On LinkedIn, we also see that women are more likely to apply to remote jobs than men. Flexibility can be a game-changer and a key driver for equality in workplaces as it can allow both women and men to combine work and other duties. Simple measures such as working remotely or flexible working times can make a large difference. But we have to remove bias and stigma around flexibility if we’re to realize its true potential and make workplaces more equal.
Achieving gender equality is a complex undertaking and requires coordinated action from all. But we’ve shown over the last two years that we can make huge change at scale when we need to. And this is one area where we really need change.
'Online learning and digital jobs offer more equal access for women'
Betty Vandenbosch, Chief Content Officer, Coursera
The new digital economy, accelerated by automation and the pandemic, requires new skills.
By 2025, 149 million new digital jobs will be created – many of which can be done remotely. The flexibility of online learning and remote work will open up employment opportunities for women on a global scale, as many look to fit work and learning into their lives, instead of the other way around.

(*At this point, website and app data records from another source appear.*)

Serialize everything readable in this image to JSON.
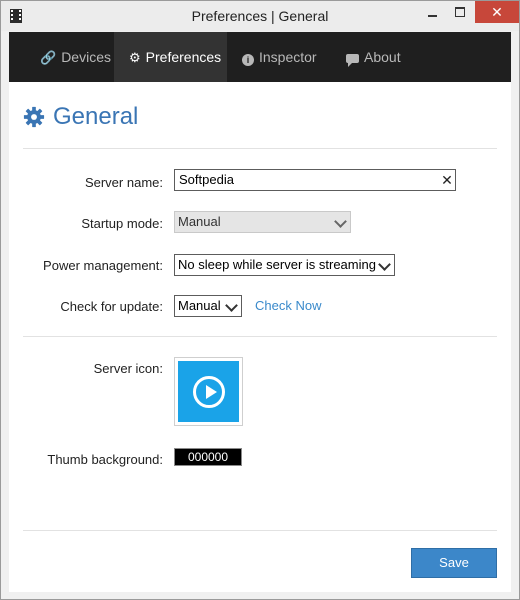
{
  "window": {
    "title": "Preferences | General",
    "close_glyph": "✕"
  },
  "tabs": [
    {
      "label": "Devices",
      "icon": "link-icon",
      "glyph": "🔗",
      "active": false
    },
    {
      "label": "Preferences",
      "icon": "gear-icon",
      "glyph": "⚙",
      "active": true
    },
    {
      "label": "Inspector",
      "icon": "info-icon",
      "glyph": "i",
      "active": false
    },
    {
      "label": "About",
      "icon": "comment-icon",
      "active": false
    }
  ],
  "page": {
    "heading": "General",
    "heading_icon": "gear-icon",
    "accent_color": "#3a75b4"
  },
  "form": {
    "server_name": {
      "label": "Server name:",
      "value": "Softpedia",
      "clear_glyph": "✕"
    },
    "startup_mode": {
      "label": "Startup mode:",
      "value": "Manual",
      "disabled": true
    },
    "power_management": {
      "label": "Power management:",
      "value": "No sleep while server is streaming"
    },
    "check_for_update": {
      "label": "Check for update:",
      "value": "Manual",
      "link": "Check Now"
    },
    "server_icon": {
      "label": "Server icon:",
      "tile_color": "#1aa3e8",
      "icon": "play-icon"
    },
    "thumb_background": {
      "label": "Thumb background:",
      "value": "000000"
    }
  },
  "footer": {
    "save_label": "Save",
    "save_color": "#3c87c9"
  }
}
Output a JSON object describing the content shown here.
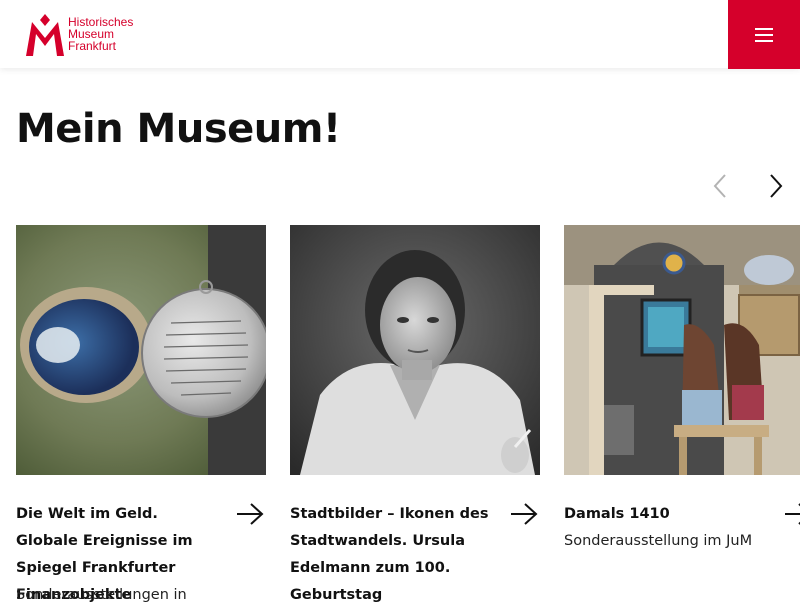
{
  "header": {
    "logo_lines": [
      "Historisches",
      "Museum",
      "Frankfurt"
    ],
    "brand_color": "#d5002b",
    "menu_icon": "hamburger-menu-icon"
  },
  "main": {
    "title": "Mein Museum!",
    "carousel_prev_icon": "chevron-left-icon",
    "carousel_next_icon": "chevron-right-icon",
    "cards": [
      {
        "title": "Die Welt im Geld. Globale Ereignisse im Spiegel Frankfurter Finanzobjekte",
        "subtitle": "Sonderausstellungen in",
        "image": "medal-and-volcano-crater-photo",
        "arrow_icon": "arrow-right-icon"
      },
      {
        "title": "Stadtbilder – Ikonen des Stadtwandels. Ursula Edelmann zum 100. Geburtstag",
        "subtitle": "",
        "image": "black-and-white-portrait-photo",
        "arrow_icon": "arrow-right-icon"
      },
      {
        "title": "Damals 1410",
        "subtitle": "Sonderausstellung im JuM",
        "image": "children-at-interactive-exhibit-photo",
        "arrow_icon": "arrow-right-icon"
      }
    ]
  }
}
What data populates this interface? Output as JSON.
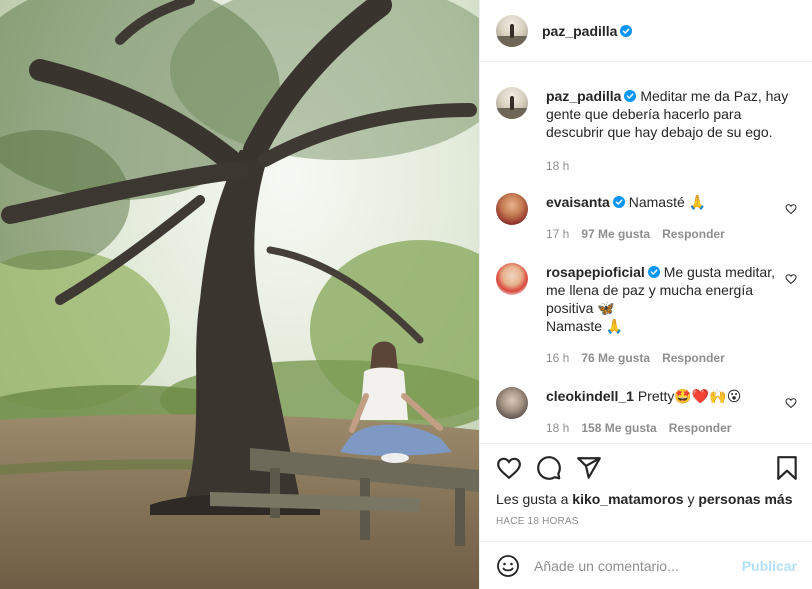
{
  "post": {
    "author": "paz_padilla",
    "caption": "Meditar me da Paz, hay gente que debería hacerlo para descubrir que hay debajo de su ego.",
    "caption_time": "18 h"
  },
  "comments": [
    {
      "user": "evaisanta",
      "verified": true,
      "text": "Namasté 🙏",
      "time": "17 h",
      "likes": "97 Me gusta",
      "reply": "Responder"
    },
    {
      "user": "rosapepioficial",
      "verified": true,
      "text": "Me gusta meditar, me llena de paz y mucha energía positiva 🦋",
      "text2": "Namaste 🙏",
      "time": "16 h",
      "likes": "76 Me gusta",
      "reply": "Responder"
    },
    {
      "user": "cleokindell_1",
      "verified": false,
      "text": "Pretty🤩❤️🙌😮",
      "time": "18 h",
      "likes": "158 Me gusta",
      "reply": "Responder"
    }
  ],
  "likes_line": {
    "prefix": "Les gusta a",
    "user": "kiko_matamoros",
    "connector": "y",
    "others": "personas más"
  },
  "posted": "HACE 18 HORAS",
  "comment_box": {
    "placeholder": "Añade un comentario...",
    "button": "Publicar"
  },
  "colors": {
    "verified": "#0095f6",
    "publish_disabled": "#b2dffc",
    "meta": "#8e8e8e",
    "border": "#efefef"
  },
  "icons": [
    "heart-icon",
    "comment-icon",
    "share-icon",
    "bookmark-icon",
    "emoji-icon",
    "verified-badge-icon"
  ]
}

Our research suggests gender gaps in online learning narrowed during the pandemic globally, even as the gender employment gap widened. 50% of new registered learners on Coursera in 2021 were women, up from 45% pre-pandemic. Many countries, particularly emerging economies, saw a dramatic increase in online education participation among women year-over-year.
We saw the share of enrollments from women in online STEM courses – which account for many high-demand digital skills – grow from 31% pre-pandemic to 37% in 2021. Stackable, short-form, and mobile learning options are crucial to make learning possible and help women move into STEM careers.

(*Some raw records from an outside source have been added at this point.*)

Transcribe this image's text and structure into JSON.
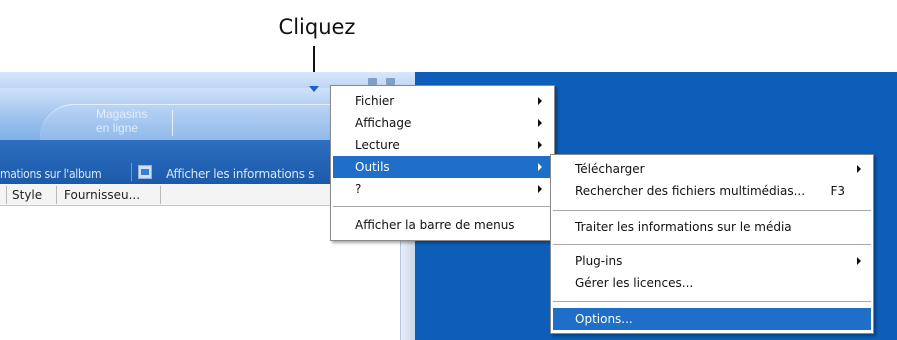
{
  "callout": {
    "label": "Cliquez"
  },
  "app": {
    "store_line1": "Magasins",
    "store_line2": "en ligne",
    "info_album": "mations sur l'album",
    "info_show": "Afficher les informations s",
    "columns": [
      "Style",
      "Fournisseu..."
    ]
  },
  "main_menu": {
    "items": [
      {
        "label": "Fichier"
      },
      {
        "label": "Affichage"
      },
      {
        "label": "Lecture"
      },
      {
        "label": "Outils"
      },
      {
        "label": "?"
      },
      {
        "label": "Afficher la barre de menus"
      }
    ]
  },
  "tools_menu": {
    "items": [
      {
        "label": "Télécharger"
      },
      {
        "label": "Rechercher des fichiers multimédias...",
        "shortcut": "F3"
      },
      {
        "label": "Traiter les informations sur le média"
      },
      {
        "label": "Plug-ins"
      },
      {
        "label": "Gérer les licences..."
      },
      {
        "label": "Options..."
      }
    ]
  },
  "colors": {
    "desktop": "#0d5eb8",
    "highlight": "#1f6fc9"
  }
}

Well-paying jobs that do not require a college degree or prior industry experience are emerging in high-growth fields, including entry-level roles in sectors, such as IT, sales, project management, and data analytics – ideal for those looking to switch careers.

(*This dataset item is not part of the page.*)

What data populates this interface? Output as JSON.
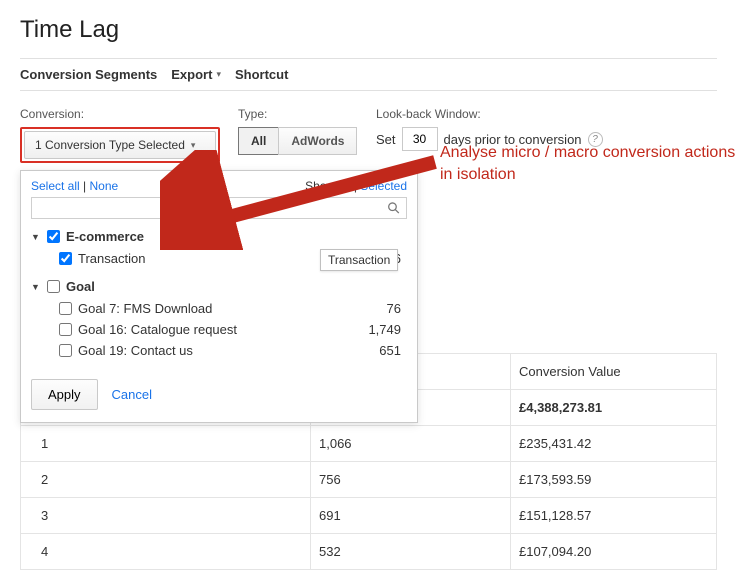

Compared to pre-pandemic, there were higher participation rates from women in affordable certificate programmes that prepare learners for entry-level digital careers in under a year. Enrollments from women in these programmes increased from 25% in 2019 to 37% in 2021 in a growing number of certificates from industry leaders, including Google, Meta, Salesforce, and Intuit.
Data also shows that women enroll more than men in courses taught by women instructors. Higher education institutions and industry educators can diversify their instructors, particularly in STEM fields, to help increase participation from women learners and other underrepresented groups.
Institutional collaboration will be critical to addressing the scale of the skills crisis and gender workplace gap amid rapid transformation. Governments, businesses, and higher education institutions must unite efforts to create flexible and affordable pathways for women to develop critical skills and unlock their full economic potential in the modern workforce.
For example, governments and higher ed institutions can offer free access to broadband connectivity, skills training initiatives, and career coaching for women learners. They can also partner with local nonprofits to recruit women learners from communities most in need, and provide other support services such as cohort learning, mentors, and alumni networks.
Businesses should modernize workplace practices: remove unnecessary degree requirements, normalize resumé gaps for parents and caretakers, and embrace flexible and remote working policies.
Together, online learning and digital jobs offer a foundation for more equal access to opportunity for women around the world. Hopeful trends are emerging, but we still have important work to do to ensure gender equality in the new digital economy.